**Task item:**
Nothing may be dropped or altered: reproduce all the data.

Page and application data records

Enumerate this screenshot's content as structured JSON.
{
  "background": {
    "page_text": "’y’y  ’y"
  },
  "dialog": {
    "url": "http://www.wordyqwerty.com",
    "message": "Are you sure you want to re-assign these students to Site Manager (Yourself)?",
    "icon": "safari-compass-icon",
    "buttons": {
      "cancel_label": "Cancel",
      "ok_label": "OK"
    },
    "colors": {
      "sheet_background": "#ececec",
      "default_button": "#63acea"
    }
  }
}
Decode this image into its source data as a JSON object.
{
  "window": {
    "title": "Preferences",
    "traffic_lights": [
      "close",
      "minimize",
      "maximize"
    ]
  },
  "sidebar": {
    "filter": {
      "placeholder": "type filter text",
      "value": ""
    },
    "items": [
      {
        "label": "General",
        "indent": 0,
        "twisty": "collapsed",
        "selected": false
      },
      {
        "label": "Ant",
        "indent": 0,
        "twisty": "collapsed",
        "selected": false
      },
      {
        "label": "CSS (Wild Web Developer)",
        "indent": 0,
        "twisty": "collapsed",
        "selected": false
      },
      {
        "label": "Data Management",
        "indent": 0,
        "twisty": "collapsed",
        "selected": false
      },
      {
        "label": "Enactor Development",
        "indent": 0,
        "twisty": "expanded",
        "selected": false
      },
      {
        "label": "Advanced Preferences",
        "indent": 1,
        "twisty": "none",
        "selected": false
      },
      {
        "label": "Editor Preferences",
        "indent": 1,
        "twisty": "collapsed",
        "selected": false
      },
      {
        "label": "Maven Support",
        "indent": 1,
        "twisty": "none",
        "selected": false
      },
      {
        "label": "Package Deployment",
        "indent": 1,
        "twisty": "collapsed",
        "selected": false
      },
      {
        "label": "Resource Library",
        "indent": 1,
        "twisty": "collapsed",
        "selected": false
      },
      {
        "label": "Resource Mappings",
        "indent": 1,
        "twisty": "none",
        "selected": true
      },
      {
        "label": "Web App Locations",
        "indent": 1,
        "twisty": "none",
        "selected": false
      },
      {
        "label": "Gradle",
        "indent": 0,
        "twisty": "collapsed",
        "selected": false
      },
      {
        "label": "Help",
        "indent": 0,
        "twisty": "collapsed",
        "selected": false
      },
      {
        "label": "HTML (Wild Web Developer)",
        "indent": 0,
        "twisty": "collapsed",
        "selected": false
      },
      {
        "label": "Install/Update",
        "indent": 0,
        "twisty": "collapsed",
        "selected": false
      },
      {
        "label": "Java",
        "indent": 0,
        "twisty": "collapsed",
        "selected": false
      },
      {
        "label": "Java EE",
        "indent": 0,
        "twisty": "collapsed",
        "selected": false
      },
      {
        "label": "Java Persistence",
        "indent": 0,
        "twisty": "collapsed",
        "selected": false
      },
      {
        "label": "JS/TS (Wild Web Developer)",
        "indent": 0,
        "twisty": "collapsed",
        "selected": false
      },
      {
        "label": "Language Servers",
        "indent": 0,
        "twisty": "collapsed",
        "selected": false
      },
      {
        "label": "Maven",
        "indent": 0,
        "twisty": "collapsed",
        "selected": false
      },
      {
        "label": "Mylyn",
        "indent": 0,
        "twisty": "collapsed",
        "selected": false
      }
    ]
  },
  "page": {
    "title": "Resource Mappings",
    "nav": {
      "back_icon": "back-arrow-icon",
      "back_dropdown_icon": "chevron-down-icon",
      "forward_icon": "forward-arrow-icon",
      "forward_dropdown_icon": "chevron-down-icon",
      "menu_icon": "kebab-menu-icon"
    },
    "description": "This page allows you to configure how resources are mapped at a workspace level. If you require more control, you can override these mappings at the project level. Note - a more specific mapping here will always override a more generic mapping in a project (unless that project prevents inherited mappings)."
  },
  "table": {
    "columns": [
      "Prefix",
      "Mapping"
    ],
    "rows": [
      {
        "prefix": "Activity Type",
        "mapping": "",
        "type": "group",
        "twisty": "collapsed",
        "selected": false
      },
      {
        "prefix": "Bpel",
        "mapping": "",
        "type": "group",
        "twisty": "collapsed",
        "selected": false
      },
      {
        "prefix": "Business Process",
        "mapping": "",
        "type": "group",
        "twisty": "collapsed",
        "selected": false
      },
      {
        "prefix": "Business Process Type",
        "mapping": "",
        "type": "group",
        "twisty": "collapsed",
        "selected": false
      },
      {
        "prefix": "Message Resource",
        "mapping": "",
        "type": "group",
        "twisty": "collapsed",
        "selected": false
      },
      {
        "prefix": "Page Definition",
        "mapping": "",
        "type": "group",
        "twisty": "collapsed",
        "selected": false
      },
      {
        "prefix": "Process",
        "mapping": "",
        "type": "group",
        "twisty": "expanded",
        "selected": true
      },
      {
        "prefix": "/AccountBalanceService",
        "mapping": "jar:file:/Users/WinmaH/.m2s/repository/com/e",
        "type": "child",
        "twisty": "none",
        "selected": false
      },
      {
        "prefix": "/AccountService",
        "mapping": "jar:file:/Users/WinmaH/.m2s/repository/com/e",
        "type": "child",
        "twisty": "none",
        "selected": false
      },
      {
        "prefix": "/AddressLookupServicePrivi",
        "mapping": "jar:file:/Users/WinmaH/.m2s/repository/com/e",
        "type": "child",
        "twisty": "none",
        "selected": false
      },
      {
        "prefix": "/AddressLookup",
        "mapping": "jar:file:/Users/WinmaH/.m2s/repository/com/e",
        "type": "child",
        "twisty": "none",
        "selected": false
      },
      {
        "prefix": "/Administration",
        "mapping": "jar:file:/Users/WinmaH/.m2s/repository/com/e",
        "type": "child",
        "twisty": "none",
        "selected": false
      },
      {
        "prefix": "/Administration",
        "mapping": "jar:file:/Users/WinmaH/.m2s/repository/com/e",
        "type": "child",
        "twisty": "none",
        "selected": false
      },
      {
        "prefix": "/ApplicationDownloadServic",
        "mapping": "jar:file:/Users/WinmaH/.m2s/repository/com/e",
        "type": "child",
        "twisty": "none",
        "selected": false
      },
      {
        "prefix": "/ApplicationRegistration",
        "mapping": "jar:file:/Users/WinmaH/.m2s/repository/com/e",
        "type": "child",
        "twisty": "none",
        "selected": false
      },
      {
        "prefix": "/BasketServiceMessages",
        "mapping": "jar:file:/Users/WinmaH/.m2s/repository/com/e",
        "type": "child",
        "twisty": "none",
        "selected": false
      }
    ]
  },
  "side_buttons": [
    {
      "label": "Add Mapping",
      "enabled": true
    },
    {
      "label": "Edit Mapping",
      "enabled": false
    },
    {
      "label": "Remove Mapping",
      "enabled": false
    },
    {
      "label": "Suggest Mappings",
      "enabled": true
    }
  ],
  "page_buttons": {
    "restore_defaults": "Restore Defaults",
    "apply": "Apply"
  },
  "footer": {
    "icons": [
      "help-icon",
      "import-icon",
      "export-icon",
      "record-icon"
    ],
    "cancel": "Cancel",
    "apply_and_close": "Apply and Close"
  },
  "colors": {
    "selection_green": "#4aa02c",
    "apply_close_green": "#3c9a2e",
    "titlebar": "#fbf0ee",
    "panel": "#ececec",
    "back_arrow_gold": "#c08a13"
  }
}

**Result of this task:**
Enumerate this screenshot's content as structured JSON.
{
  "background": {
    "page_text": "’y’y  ’y"
  },
  "dialog": {
    "url": "http://www.wordyqwerty.com",
    "message": "Are you sure you want to re-assign these students to Site Manager (Yourself)?",
    "icon": "safari-compass-icon",
    "buttons": {
      "cancel_label": "Cancel",
      "ok_label": "OK"
    },
    "colors": {
      "sheet_background": "#ececec",
      "default_button": "#63acea"
    }
  }
}
Decode this image into its source data as a JSON object.
{
  "window": {
    "title": "Preferences",
    "traffic_lights": [
      "close",
      "minimize",
      "maximize"
    ]
  },
  "sidebar": {
    "filter": {
      "placeholder": "type filter text",
      "value": ""
    },
    "items": [
      {
        "label": "General",
        "indent": 0,
        "twisty": "collapsed",
        "selected": false
      },
      {
        "label": "Ant",
        "indent": 0,
        "twisty": "collapsed",
        "selected": false
      },
      {
        "label": "CSS (Wild Web Developer)",
        "indent": 0,
        "twisty": "collapsed",
        "selected": false
      },
      {
        "label": "Data Management",
        "indent": 0,
        "twisty": "collapsed",
        "selected": false
      },
      {
        "label": "Enactor Development",
        "indent": 0,
        "twisty": "expanded",
        "selected": false
      },
      {
        "label": "Advanced Preferences",
        "indent": 1,
        "twisty": "none",
        "selected": false
      },
      {
        "label": "Editor Preferences",
        "indent": 1,
        "twisty": "collapsed",
        "selected": false
      },
      {
        "label": "Maven Support",
        "indent": 1,
        "twisty": "none",
        "selected": false
      },
      {
        "label": "Package Deployment",
        "indent": 1,
        "twisty": "collapsed",
        "selected": false
      },
      {
        "label": "Resource Library",
        "indent": 1,
        "twisty": "collapsed",
        "selected": false
      },
      {
        "label": "Resource Mappings",
        "indent": 1,
        "twisty": "none",
        "selected": true
      },
      {
        "label": "Web App Locations",
        "indent": 1,
        "twisty": "none",
        "selected": false
      },
      {
        "label": "Gradle",
        "indent": 0,
        "twisty": "collapsed",
        "selected": false
      },
      {
        "label": "Help",
        "indent": 0,
        "twisty": "collapsed",
        "selected": false
      },
      {
        "label": "HTML (Wild Web Developer)",
        "indent": 0,
        "twisty": "collapsed",
        "selected": false
      },
      {
        "label": "Install/Update",
        "indent": 0,
        "twisty": "collapsed",
        "selected": false
      },
      {
        "label": "Java",
        "indent": 0,
        "twisty": "collapsed",
        "selected": false
      },
      {
        "label": "Java EE",
        "indent": 0,
        "twisty": "collapsed",
        "selected": false
      },
      {
        "label": "Java Persistence",
        "indent": 0,
        "twisty": "collapsed",
        "selected": false
      },
      {
        "label": "JS/TS (Wild Web Developer)",
        "indent": 0,
        "twisty": "collapsed",
        "selected": false
      },
      {
        "label": "Language Servers",
        "indent": 0,
        "twisty": "collapsed",
        "selected": false
      },
      {
        "label": "Maven",
        "indent": 0,
        "twisty": "collapsed",
        "selected": false
      },
      {
        "label": "Mylyn",
        "indent": 0,
        "twisty": "collapsed",
        "selected": false
      }
    ]
  },
  "page": {
    "title": "Resource Mappings",
    "nav": {
      "back_icon": "back-arrow-icon",
      "back_dropdown_icon": "chevron-down-icon",
      "forward_icon": "forward-arrow-icon",
      "forward_dropdown_icon": "chevron-down-icon",
      "menu_icon": "kebab-menu-icon"
    },
    "description": "This page allows you to configure how resources are mapped at a workspace level. If you require more control, you can override these mappings at the project level. Note - a more specific mapping here will always override a more generic mapping in a project (unless that project prevents inherited mappings)."
  },
  "table": {
    "columns": [
      "Prefix",
      "Mapping"
    ],
    "rows": [
      {
        "prefix": "Activity Type",
        "mapping": "",
        "type": "group",
        "twisty": "collapsed",
        "selected": false
      },
      {
        "prefix": "Bpel",
        "mapping": "",
        "type": "group",
        "twisty": "collapsed",
        "selected": false
      },
      {
        "prefix": "Business Process",
        "mapping": "",
        "type": "group",
        "twisty": "collapsed",
        "selected": false
      },
      {
        "prefix": "Business Process Type",
        "mapping": "",
        "type": "group",
        "twisty": "collapsed",
        "selected": false
      },
      {
        "prefix": "Message Resource",
        "mapping": "",
        "type": "group",
        "twisty": "collapsed",
        "selected": false
      },
      {
        "prefix": "Page Definition",
        "mapping": "",
        "type": "group",
        "twisty": "collapsed",
        "selected": false
      },
      {
        "prefix": "Process",
        "mapping": "",
        "type": "group",
        "twisty": "expanded",
        "selected": true
      },
      {
        "prefix": "/AccountBalanceService",
        "mapping": "jar:file:/Users/WinmaH/.m2s/repository/com/e",
        "type": "child",
        "twisty": "none",
        "selected": false
      },
      {
        "prefix": "/AccountService",
        "mapping": "jar:file:/Users/WinmaH/.m2s/repository/com/e",
        "type": "child",
        "twisty": "none",
        "selected": false
      },
      {
        "prefix": "/AddressLookupServicePrivi",
        "mapping": "jar:file:/Users/WinmaH/.m2s/repository/com/e",
        "type": "child",
        "twisty": "none",
        "selected": false
      },
      {
        "prefix": "/AddressLookup",
        "mapping": "jar:file:/Users/WinmaH/.m2s/repository/com/e",
        "type": "child",
        "twisty": "none",
        "selected": false
      },
      {
        "prefix": "/Administration",
        "mapping": "jar:file:/Users/WinmaH/.m2s/repository/com/e",
        "type": "child",
        "twisty": "none",
        "selected": false
      },
      {
        "prefix": "/Administration",
        "mapping": "jar:file:/Users/WinmaH/.m2s/repository/com/e",
        "type": "child",
        "twisty": "none",
        "selected": false
      },
      {
        "prefix": "/ApplicationDownloadServic",
        "mapping": "jar:file:/Users/WinmaH/.m2s/repository/com/e",
        "type": "child",
        "twisty": "none",
        "selected": false
      },
      {
        "prefix": "/ApplicationRegistration",
        "mapping": "jar:file:/Users/WinmaH/.m2s/repository/com/e",
        "type": "child",
        "twisty": "none",
        "selected": false
      },
      {
        "prefix": "/BasketServiceMessages",
        "mapping": "jar:file:/Users/WinmaH/.m2s/repository/com/e",
        "type": "child",
        "twisty": "none",
        "selected": false
      }
    ]
  },
  "side_buttons": [
    {
      "label": "Add Mapping",
      "enabled": true
    },
    {
      "label": "Edit Mapping",
      "enabled": false
    },
    {
      "label": "Remove Mapping",
      "enabled": false
    },
    {
      "label": "Suggest Mappings",
      "enabled": true
    }
  ],
  "page_buttons": {
    "restore_defaults": "Restore Defaults",
    "apply": "Apply"
  },
  "footer": {
    "icons": [
      "help-icon",
      "import-icon",
      "export-icon",
      "record-icon"
    ],
    "cancel": "Cancel",
    "apply_and_close": "Apply and Close"
  },
  "colors": {
    "selection_green": "#4aa02c",
    "apply_close_green": "#3c9a2e",
    "titlebar": "#fbf0ee",
    "panel": "#ececec",
    "back_arrow_gold": "#c08a13"
  }
}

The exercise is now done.